The Timing of Alcohol or Drug Intervention Is Critical

Hiring an interventionist to help convince a loved one that she needs to enter treatment for alcoholism or drug addiction can be expensive; the intervention itself can be time-consuming and emotional. The consequences of a failed intervention can be devastating, as it could actually alienate the patient and push her toward less healthy relationships, resulting in a situation that is worse than it was before the intervention. Friends and family who are desperate for a way to help often imagine the course of the intervention playing out in their heads (the end result being docile compliance with the plan for admission to a treatment center), and are crestfallen when the process does not go as planned.

Several factors can cause an intervention to fail. First, most interventions that are conducted without the aid of an experienced interventionist are not successful. Also, it is entirely possible that the patient will not connect with or trust the interventionist or that mental processing has been so damaged by prolonged ingestion of toxic substances that the person is not able to make rational connections between her behavior and the negative consequences playing out in her life. Another common reason for intervention failure is that the cravings for alcohol or drugs, or the fear of being without the feelings they bring, are strong enough to overcome any desire for change.
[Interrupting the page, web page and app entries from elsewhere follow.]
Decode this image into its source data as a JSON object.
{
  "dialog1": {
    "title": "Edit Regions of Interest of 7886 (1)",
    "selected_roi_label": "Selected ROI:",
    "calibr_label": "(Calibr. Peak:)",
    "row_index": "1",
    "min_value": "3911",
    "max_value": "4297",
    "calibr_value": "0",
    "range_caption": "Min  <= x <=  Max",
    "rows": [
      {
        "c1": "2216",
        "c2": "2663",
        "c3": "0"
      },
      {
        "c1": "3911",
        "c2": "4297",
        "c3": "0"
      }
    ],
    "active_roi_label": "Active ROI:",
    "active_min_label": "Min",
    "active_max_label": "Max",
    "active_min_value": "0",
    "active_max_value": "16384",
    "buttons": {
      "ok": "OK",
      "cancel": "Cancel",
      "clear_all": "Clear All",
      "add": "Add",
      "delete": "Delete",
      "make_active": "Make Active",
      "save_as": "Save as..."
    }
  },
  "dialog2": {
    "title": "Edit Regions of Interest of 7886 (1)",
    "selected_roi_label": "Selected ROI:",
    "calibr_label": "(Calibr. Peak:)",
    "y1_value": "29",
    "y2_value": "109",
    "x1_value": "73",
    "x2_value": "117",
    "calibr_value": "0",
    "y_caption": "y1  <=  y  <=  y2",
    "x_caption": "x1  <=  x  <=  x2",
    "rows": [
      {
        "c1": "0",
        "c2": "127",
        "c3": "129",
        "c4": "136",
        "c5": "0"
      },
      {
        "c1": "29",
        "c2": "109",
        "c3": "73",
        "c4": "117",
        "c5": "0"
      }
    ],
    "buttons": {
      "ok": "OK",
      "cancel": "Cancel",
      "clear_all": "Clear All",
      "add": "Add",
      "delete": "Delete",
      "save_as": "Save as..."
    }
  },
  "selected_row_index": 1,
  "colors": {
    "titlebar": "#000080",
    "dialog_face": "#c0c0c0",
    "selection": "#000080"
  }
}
Intervention vs. drugs and alcohol

One of the most important aspects of intervention, however, is timing. If the intervention happens at the wrong time, it will fail and even the most experienced and trusted interventionist will be powerless to help. For some patients, their lives must be in such a chaotic state that intervention opens their eyes to the precariousness of their situation and overcomes the positive effects of drugs and alcohol — nothing less will get them to admit that they need help.

The reason why people abuse drugs and alcohol is that they become addicted to them, in both mind and body. They crave the mental state they enter when they are drinking or using drugs – it feels better than being sober. However, in addition to wanting to feel “high”, their bodies will become physically addicted to the point where painful withdrawal will take place if they do not continue to drink and use. A successful intervention must, therefore, convince the patient that the need to avoid the negative consequences of their continued behavior outweighs both pleasant feelings and the risk of painful withdrawal. For some, the negative consequences must be very serious to tip the scales.

Is the situation bad enough yet for an intervention?

So, when is the best time for an intervention? Well, it depends. For some, intervention will only be successful after some traumatic or catastrophic event. For others, the whisper of catastrophe on the horizon will be enough.

Many successful interventions occur after drinking or drug taking has resulted in criminal behavior. Being arrested for drunk driving, being charged with a DUI, or being arrested for drug possession can make the patient more amenable to intervention. In these cases, attorneys often act as de facto interventionists by succinctly setting forth the potential ramifications of a DUI or drug conviction. Because many courts consider voluntary admission to a treatment center to be a favorable, mitigating factor during sentencing, the opinion of a criminal attorney that treatment may reduce jail time can lend credibility to the intervention.

Other patients require less drastic situations in order to see the light. For some, marital problems or job performance issues that arise due to the patient’s drinking or drugging will be enough. Simply hearing from her spouse that he will leave her or from her boss that she will be fired if she continues on the present course will pave the way for a successful intervention. For others, actual divorce or unemployment may be the tipping point.

No matter where a patient is on the spectrum of negative consequences due to drugs or alcohol, a good interventionist will be able to identify the most vulnerable aspects of the patient’s life and show the patient that she is on a course for disaster. Success may depend, however, on how imminent disaster appears to be. Several interventions may need to be staged as the patient’s situation deteriorates in order convince her that immediate treatment is required.